◆ Problem to solve ◆
Whenever a line below holds the word "data", copy that line.

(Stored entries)
=== Begin Enclosure ===
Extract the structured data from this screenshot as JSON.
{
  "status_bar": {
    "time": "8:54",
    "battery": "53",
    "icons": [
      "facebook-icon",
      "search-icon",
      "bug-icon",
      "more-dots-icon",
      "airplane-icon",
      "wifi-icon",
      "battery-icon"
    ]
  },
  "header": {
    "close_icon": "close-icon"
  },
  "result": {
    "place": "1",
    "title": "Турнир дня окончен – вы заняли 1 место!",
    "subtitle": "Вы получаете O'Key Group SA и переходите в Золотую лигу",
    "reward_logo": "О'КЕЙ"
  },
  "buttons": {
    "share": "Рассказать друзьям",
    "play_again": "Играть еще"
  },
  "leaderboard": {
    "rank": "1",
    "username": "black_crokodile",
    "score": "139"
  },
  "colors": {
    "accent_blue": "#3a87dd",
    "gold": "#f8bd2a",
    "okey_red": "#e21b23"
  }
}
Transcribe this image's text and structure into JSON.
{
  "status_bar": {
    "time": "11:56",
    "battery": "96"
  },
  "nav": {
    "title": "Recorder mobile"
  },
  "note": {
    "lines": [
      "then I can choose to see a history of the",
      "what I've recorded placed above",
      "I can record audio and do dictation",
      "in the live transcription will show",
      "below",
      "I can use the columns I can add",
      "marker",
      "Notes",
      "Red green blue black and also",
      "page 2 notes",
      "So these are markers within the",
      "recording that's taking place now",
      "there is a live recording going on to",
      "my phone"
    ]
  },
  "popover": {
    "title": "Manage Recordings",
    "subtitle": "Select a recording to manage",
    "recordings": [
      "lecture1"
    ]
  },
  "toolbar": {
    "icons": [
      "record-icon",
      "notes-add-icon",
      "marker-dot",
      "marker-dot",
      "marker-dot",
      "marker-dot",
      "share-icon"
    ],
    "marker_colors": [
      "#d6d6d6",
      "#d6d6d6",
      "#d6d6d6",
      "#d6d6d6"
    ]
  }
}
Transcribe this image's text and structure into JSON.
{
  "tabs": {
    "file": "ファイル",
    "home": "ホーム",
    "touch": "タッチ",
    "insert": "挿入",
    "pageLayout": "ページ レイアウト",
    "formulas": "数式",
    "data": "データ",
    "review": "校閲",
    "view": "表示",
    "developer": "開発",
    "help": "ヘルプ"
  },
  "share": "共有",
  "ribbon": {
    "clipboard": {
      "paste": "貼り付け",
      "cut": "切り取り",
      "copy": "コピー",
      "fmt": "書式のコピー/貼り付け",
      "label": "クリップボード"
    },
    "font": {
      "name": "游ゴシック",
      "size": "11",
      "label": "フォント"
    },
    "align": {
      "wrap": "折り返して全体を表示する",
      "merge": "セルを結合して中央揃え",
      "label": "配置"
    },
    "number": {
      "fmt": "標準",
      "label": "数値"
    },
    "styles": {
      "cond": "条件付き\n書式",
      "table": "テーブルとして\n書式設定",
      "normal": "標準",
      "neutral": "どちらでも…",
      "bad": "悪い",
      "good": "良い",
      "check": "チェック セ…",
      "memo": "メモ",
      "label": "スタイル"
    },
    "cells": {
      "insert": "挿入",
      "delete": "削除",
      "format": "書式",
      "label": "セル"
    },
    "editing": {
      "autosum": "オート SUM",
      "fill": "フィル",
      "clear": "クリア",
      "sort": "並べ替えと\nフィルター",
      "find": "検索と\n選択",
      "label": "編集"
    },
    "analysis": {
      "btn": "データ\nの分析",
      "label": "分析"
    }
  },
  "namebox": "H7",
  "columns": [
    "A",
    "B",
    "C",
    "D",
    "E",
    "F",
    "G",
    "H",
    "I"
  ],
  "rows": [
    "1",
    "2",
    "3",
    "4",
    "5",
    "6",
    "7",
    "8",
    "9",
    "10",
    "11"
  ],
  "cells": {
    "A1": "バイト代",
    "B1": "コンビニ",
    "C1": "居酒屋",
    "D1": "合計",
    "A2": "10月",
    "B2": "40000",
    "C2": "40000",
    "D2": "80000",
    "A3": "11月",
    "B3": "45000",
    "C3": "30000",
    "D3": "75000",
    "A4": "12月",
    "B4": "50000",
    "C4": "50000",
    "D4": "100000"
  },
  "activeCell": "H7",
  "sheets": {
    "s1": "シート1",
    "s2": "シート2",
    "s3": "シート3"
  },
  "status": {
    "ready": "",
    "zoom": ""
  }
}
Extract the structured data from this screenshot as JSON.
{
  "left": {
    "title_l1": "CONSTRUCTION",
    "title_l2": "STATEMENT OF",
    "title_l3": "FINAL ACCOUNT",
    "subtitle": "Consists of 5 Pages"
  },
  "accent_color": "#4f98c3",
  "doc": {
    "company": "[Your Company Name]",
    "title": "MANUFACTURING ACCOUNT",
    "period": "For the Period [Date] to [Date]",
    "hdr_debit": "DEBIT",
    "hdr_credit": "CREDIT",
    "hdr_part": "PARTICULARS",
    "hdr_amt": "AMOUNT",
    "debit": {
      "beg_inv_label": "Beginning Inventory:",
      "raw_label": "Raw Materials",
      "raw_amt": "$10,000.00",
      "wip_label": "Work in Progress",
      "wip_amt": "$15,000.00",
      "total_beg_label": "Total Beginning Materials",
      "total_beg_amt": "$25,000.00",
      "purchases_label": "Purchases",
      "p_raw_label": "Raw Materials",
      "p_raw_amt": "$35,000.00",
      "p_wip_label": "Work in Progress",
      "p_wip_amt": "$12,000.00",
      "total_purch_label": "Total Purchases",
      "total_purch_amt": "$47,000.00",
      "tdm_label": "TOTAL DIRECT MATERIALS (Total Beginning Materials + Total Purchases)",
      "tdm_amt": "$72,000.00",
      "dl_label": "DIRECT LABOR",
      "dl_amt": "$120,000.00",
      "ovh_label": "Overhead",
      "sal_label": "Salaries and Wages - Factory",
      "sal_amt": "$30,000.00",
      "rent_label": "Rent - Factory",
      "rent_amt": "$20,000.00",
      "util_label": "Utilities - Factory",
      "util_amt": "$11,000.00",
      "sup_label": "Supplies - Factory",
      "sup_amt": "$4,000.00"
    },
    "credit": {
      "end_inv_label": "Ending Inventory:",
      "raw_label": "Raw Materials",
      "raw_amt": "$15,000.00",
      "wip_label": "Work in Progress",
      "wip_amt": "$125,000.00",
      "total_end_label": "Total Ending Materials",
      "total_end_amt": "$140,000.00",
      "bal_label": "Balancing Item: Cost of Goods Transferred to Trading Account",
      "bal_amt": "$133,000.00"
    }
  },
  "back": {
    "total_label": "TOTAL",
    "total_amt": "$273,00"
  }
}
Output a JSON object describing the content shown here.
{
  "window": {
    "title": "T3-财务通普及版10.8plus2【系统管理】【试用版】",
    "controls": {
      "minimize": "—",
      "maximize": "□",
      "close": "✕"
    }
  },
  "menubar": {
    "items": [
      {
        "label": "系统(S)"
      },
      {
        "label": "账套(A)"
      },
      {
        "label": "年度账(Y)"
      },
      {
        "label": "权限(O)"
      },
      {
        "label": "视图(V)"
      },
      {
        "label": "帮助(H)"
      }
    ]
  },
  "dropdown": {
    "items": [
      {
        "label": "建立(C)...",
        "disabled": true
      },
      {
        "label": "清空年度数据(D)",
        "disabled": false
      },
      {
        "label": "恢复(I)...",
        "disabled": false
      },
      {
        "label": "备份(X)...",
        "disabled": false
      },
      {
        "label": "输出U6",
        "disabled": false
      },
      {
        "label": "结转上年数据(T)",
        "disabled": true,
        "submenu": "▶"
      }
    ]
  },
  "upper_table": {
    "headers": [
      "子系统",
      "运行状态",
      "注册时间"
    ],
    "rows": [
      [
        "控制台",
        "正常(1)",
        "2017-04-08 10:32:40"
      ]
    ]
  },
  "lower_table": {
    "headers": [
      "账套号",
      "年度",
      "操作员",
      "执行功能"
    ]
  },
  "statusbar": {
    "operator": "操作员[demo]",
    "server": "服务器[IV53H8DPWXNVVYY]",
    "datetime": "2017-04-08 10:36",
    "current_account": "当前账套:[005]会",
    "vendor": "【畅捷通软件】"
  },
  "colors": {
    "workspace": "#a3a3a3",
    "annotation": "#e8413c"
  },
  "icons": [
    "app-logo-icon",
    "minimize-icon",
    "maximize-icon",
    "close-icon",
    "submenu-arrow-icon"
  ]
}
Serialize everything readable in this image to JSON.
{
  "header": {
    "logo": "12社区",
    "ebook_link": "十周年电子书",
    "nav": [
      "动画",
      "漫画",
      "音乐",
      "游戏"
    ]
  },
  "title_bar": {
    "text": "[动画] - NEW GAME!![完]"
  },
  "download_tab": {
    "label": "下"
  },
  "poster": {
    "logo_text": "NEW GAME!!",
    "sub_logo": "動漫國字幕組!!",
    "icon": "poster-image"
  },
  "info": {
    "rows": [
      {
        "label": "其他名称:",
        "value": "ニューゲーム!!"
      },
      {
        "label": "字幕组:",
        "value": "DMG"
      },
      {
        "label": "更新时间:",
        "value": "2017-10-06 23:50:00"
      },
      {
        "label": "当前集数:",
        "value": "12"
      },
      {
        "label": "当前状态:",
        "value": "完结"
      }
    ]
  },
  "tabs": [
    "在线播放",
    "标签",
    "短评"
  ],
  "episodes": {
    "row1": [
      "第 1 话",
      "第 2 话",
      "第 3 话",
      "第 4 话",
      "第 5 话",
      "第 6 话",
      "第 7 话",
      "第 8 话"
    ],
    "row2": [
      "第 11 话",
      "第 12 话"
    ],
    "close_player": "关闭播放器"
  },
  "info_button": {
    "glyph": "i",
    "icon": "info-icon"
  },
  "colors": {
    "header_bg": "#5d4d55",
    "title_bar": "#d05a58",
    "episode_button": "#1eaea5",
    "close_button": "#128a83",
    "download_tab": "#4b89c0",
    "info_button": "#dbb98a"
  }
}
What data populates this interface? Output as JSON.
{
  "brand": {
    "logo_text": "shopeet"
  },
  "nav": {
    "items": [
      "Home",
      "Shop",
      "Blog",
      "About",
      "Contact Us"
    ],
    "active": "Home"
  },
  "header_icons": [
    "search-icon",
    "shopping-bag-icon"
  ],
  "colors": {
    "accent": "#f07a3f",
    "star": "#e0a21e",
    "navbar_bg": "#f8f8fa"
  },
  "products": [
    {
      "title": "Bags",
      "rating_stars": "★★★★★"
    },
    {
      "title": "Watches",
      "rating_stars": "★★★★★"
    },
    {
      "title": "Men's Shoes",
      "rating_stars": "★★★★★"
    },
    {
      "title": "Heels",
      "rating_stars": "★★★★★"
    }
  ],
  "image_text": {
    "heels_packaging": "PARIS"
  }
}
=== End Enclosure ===
◆ Task solution ◆
Extract the structured data from this screenshot as JSON.
    "data": "データ",
Extract the structured data from this screenshot as JSON.
What data populates this interface? Output as JSON.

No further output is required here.